Supply has finally caught up to demand in many key markets for colocation and wholesale data center space, at least in the immediate term, according to recent client notes from TeleGeography and Avison Young.
Telegeography says it is seeing retail colocation vacancy rates rise in some major markets. The telecom research firm was clear in attributing this trend to addition of new supply rather than a decline in demand. Although vacancy rates increased from 17% to 28% in London last year, 70% of operators TeleGeography surveyed said that they will continue to add colocation capacity in anticipation of steady growth. In Los Angeles, vacancy rates increased 15% in 2012 but nearly 80% of sites surveyed by TeleGeography, planned to expand further. However, in some markets, including Hong Kong and Los Angeles, the vacancy rate increases are attributable to one or two unusually large facilities opening.
The long lead times to build new facilities, and the often long sales cycles, mean providers need to work ahead of demand. TeleGeography analyst Jon Hjembo doesn’t believe continued expansion in light of increased vacancy is irrational behavior. “Despite the increase in vacancies, demand for colocation services remains strong,” said Hjembo. “In fact, colocation sites built in the past two years are filling at a faster rate than comparable sites were last year.”
Slow Quarter for Wholoesale Leasing
In a client note examining the wholesale data center market, Jim Kerrigan of Avison Young sees tenants having the upper hand for the next nine months. But he rojects that a lack of new projects in the pipeline, pent-up existing demand and constricted capital will switch the momentum back to developers in 2014. He sees wholesale leasing activity as sluggish, with third quarter wholesale leasing activity as “one of the worst quarters for most of the developers during the past five years.” The report states that only a handful of transactions over 1 megawatt have closed during 2012 so far, although several have been large.
Despite the perceived sluggishness, there are a number of parties seeking over 2 megawatts of space, with several representing multiple requirements that could sign before year end. The newsletter also states that a number of established operators have had much success fueling absorption via organic growth, including DuPont Fabros, which expanded Facebook and Rackspace in Northern Virginia, and SBC, which leased 2 megawatts of wholesale data center space in Northlake in Suburban Chicago.
Several colocation and hosting companies are looking to expand their national footprint in multiple markets, but the pending sale of colocation and disaster recovery companies has stalled several other companies from taking additional wholesale space, with expected movement in Q1 2013.
Number of 1 MW+ Blocks of Space on the Rise
The number of properties that can immediately accommodate at least 1 megawatt of wholesale space has hit 53, while it sees only 5 properties that can immediately accommodate a tenant needing 6 megawatts.
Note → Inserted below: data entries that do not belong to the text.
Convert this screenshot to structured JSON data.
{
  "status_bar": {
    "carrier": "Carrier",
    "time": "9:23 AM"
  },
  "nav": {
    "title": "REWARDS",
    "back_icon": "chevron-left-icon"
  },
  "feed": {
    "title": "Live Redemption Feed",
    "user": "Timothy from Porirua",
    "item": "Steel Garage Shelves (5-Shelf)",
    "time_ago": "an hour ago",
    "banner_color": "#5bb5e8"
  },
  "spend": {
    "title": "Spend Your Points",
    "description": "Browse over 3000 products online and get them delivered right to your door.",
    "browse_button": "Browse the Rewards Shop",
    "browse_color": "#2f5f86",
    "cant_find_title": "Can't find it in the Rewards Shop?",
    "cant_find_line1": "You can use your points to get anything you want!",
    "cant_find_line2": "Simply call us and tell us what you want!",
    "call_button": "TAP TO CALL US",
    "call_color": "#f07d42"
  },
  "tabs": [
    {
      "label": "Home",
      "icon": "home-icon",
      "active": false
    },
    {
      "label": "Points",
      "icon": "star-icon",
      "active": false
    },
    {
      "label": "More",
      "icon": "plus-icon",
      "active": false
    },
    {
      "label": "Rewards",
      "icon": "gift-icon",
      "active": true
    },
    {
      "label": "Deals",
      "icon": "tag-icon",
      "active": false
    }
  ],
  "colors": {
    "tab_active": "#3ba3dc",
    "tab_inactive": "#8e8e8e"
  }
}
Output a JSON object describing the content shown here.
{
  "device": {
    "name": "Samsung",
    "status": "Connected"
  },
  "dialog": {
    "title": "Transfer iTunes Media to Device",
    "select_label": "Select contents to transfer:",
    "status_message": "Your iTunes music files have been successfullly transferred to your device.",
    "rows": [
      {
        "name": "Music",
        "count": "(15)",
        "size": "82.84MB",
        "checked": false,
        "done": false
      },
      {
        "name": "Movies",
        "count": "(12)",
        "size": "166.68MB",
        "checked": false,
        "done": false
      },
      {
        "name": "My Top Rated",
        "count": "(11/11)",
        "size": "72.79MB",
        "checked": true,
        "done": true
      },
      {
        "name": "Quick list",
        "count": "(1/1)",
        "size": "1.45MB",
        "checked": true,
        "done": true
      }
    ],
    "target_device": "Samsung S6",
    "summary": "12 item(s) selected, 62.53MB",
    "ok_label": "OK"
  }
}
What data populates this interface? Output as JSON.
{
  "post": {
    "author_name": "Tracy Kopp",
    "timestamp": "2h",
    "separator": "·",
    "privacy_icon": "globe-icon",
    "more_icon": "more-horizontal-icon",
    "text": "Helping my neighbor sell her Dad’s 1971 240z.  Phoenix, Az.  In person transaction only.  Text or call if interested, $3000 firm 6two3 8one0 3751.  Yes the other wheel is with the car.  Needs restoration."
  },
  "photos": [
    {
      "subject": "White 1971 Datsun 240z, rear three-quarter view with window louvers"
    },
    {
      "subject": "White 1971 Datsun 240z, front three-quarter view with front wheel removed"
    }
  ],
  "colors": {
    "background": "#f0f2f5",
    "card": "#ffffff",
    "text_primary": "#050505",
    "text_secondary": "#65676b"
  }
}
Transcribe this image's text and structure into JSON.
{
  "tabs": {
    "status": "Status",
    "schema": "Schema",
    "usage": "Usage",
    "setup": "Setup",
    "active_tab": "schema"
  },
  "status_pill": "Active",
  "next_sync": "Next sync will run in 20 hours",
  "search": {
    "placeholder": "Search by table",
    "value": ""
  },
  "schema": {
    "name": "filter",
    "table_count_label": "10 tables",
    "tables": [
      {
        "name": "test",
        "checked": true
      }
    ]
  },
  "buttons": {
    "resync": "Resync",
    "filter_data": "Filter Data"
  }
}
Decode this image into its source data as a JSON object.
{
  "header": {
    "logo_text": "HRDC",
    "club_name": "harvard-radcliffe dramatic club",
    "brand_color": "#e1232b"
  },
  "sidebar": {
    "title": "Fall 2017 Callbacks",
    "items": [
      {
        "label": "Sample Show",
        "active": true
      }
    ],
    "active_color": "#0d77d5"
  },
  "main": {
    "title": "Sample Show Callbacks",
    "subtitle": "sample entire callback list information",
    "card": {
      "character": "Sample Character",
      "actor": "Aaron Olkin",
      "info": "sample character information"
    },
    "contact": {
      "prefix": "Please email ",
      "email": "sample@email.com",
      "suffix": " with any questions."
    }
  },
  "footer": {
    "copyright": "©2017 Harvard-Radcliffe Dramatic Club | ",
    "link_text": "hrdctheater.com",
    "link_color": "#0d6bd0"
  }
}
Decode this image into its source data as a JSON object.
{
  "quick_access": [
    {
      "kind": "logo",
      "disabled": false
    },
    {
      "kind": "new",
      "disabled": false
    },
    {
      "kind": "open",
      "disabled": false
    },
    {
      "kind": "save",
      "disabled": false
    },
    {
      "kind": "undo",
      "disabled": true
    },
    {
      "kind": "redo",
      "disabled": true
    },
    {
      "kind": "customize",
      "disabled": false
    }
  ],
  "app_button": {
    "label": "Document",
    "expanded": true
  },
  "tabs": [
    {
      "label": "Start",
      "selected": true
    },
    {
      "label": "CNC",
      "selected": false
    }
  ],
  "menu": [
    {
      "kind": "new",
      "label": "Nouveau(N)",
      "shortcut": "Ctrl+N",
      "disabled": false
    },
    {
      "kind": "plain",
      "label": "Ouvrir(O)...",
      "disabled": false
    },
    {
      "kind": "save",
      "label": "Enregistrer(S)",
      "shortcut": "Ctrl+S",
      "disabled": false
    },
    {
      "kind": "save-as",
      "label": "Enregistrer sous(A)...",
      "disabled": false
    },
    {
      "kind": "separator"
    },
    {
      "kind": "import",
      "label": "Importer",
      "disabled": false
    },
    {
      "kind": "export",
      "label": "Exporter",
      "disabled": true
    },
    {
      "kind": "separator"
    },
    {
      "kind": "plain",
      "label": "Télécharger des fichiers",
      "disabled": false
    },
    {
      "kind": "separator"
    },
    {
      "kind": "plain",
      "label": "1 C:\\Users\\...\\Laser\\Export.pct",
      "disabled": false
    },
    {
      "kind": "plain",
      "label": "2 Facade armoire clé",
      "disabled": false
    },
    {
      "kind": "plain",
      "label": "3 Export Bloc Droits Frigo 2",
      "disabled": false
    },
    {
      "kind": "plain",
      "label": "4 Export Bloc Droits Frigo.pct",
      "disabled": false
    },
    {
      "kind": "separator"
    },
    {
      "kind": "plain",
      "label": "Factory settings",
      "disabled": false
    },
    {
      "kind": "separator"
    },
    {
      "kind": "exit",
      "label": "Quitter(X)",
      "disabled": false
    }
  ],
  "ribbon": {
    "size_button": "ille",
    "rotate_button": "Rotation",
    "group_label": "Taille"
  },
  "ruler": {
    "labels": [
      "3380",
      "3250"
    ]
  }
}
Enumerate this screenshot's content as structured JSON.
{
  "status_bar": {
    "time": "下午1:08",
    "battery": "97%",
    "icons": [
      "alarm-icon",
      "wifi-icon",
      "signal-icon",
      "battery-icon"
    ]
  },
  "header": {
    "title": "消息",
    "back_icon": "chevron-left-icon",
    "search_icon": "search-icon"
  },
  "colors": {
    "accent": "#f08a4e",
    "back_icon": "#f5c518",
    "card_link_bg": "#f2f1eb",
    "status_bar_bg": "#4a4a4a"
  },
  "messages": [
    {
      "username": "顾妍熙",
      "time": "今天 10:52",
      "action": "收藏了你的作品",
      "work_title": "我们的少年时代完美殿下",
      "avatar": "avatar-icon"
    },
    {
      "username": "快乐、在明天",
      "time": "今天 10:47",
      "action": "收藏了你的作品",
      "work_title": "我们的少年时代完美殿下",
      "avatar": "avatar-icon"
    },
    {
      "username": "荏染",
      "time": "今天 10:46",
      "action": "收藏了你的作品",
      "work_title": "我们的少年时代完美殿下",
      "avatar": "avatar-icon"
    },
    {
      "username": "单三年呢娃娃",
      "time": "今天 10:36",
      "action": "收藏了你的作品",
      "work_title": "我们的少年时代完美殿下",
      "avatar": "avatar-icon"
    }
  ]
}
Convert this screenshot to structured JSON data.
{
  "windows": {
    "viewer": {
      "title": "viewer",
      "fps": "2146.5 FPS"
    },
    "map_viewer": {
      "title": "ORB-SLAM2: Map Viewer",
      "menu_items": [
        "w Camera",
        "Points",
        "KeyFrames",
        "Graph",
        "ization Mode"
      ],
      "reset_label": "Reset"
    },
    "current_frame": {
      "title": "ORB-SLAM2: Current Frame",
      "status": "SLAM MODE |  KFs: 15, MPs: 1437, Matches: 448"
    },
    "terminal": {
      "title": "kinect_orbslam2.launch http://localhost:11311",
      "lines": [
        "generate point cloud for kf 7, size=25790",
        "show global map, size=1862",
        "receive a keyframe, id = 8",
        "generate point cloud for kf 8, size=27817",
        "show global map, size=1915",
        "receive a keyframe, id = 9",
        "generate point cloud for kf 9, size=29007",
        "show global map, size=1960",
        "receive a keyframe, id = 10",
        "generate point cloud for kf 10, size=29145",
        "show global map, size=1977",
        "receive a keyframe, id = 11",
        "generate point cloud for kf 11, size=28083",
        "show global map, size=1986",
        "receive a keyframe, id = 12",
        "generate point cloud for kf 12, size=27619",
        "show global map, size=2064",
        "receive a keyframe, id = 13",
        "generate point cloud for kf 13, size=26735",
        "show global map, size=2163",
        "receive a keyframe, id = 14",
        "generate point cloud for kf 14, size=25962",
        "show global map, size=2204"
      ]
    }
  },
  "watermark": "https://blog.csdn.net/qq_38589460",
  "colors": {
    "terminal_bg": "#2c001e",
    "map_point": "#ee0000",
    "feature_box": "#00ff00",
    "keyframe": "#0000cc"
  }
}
Other highlights noted by Avison Young include:
- Windstream leased over 1 MW in Franklin Park, amongst other transactions
- T5 leased over 3MW of an initial speculative space in Plano, TX to a single tenant
- Apple expanded at DuPont Fabros in Santa Clara
- Digital Realty Trust leased 3MW in Houston to Ion Geophysical
It’s important to note that Kerrigan has a lot of experience representing tenants in the equation, meaning Avison’s outlook tends to be favorable in that regard. However, combined with TeleGeography’s findings, the general consensus is that after years of tight markets, new supply has begun to outpace demand, and that pendulum swing means higher vacancty rates in key markets, albeit temporary. In the short term, it appears to be a slight excess of supply, but there’s not a perceived weakness in demand going forward. The ebb and flow of the market has shifted short term to additional supply, but because of build timelines, these expansions show no sign of subsiding in preparation for anticipated future growth.